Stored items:
•••
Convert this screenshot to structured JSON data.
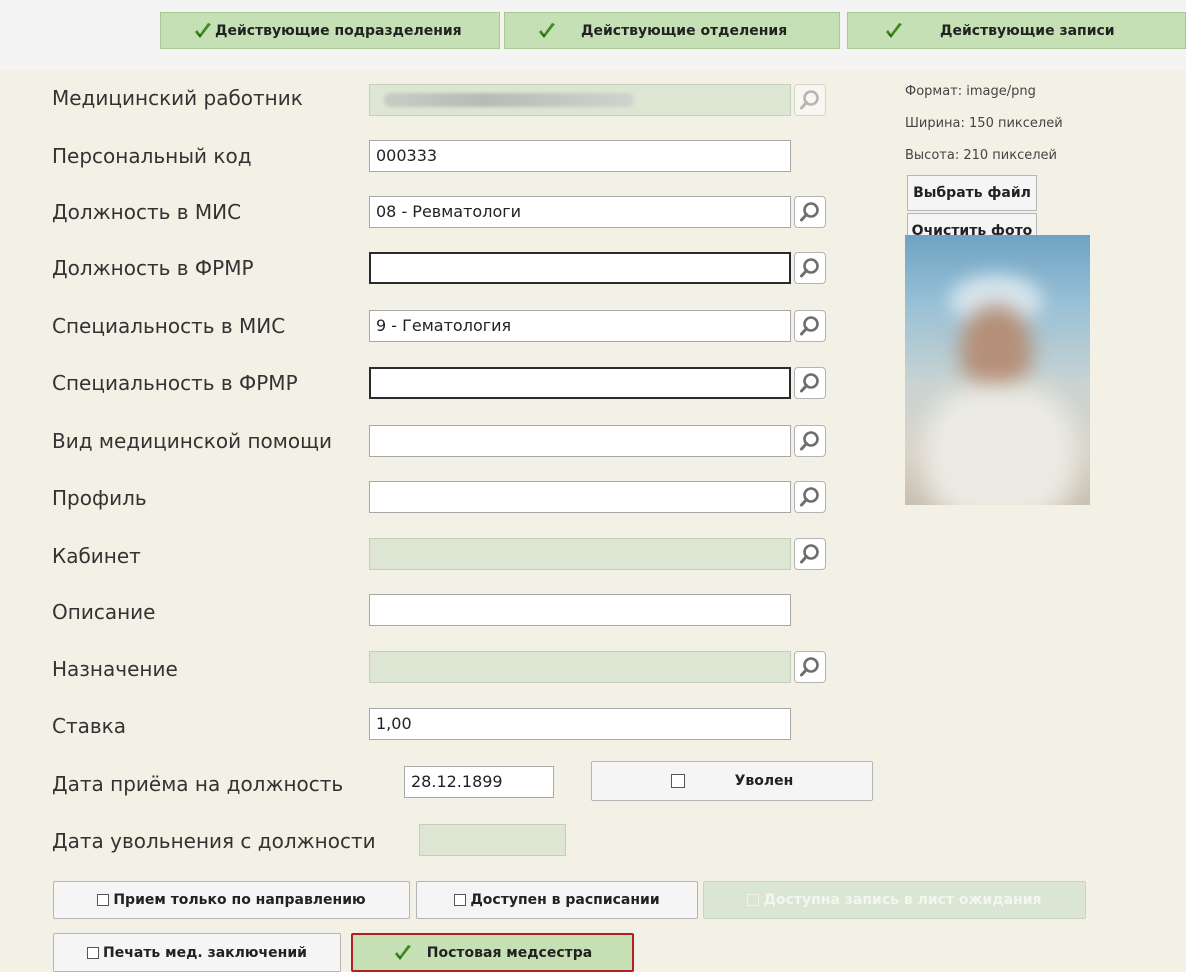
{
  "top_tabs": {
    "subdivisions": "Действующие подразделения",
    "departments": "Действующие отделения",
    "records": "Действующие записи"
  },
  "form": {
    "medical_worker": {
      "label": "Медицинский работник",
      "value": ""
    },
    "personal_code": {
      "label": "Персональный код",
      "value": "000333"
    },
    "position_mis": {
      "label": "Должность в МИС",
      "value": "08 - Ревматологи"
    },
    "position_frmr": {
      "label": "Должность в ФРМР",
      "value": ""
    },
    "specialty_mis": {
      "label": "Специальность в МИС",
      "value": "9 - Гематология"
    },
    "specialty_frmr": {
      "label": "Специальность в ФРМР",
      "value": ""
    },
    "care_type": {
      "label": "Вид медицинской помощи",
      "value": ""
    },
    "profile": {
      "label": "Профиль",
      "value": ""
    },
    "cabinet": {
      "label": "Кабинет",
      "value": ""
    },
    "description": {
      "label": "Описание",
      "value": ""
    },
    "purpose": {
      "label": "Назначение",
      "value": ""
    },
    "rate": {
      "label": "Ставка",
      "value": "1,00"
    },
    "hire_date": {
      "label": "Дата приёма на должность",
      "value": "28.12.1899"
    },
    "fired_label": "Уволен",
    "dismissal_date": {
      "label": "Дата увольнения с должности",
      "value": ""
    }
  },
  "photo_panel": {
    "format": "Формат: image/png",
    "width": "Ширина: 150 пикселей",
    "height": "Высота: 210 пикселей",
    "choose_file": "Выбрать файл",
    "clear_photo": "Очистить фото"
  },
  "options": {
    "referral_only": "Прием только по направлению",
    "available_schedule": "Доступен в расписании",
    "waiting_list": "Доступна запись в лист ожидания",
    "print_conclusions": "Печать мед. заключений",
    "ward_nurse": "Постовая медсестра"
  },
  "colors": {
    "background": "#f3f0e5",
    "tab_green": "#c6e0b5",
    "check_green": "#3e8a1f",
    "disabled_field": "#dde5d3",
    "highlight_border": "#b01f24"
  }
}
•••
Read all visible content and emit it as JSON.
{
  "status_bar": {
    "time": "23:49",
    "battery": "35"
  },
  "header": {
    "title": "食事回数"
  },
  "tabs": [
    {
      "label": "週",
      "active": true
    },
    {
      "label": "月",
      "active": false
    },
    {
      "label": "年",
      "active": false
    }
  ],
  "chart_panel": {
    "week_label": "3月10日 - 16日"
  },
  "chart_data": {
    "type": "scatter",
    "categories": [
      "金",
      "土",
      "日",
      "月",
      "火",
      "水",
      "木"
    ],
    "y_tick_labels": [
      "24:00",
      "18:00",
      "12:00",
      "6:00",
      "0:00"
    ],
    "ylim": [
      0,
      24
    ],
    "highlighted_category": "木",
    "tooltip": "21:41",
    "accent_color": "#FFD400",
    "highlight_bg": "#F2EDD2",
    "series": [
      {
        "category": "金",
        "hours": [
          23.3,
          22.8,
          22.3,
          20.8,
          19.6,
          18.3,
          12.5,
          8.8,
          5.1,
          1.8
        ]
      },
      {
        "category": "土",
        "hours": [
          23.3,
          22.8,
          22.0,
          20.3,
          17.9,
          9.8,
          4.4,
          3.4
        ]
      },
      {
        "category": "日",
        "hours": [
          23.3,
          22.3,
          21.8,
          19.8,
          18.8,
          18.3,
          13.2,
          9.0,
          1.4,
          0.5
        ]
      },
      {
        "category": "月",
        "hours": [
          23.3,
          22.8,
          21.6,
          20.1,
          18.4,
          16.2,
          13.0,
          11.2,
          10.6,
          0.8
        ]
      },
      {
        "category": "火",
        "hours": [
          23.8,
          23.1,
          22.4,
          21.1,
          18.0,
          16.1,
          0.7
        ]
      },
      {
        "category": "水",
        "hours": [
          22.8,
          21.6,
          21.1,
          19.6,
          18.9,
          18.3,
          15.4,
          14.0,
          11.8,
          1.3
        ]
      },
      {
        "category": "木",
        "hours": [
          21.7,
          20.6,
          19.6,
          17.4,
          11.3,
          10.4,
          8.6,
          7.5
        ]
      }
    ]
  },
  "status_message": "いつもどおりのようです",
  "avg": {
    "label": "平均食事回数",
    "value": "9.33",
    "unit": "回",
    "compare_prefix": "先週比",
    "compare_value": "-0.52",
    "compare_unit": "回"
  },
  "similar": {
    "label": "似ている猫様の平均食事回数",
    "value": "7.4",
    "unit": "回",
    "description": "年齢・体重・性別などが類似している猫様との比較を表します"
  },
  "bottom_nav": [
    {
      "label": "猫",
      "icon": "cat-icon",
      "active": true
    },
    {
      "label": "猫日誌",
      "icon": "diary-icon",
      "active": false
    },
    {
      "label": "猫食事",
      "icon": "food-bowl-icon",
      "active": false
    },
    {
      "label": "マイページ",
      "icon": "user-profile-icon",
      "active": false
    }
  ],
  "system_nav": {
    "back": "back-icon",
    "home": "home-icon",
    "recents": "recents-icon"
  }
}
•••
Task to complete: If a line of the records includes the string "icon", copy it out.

Response box:
      "icon": "cat-icon",
      "icon": "diary-icon",
      "icon": "food-bowl-icon",
      "icon": "user-profile-icon",
    "back": "back-icon",
    "home": "home-icon",
    "recents": "recents-icon"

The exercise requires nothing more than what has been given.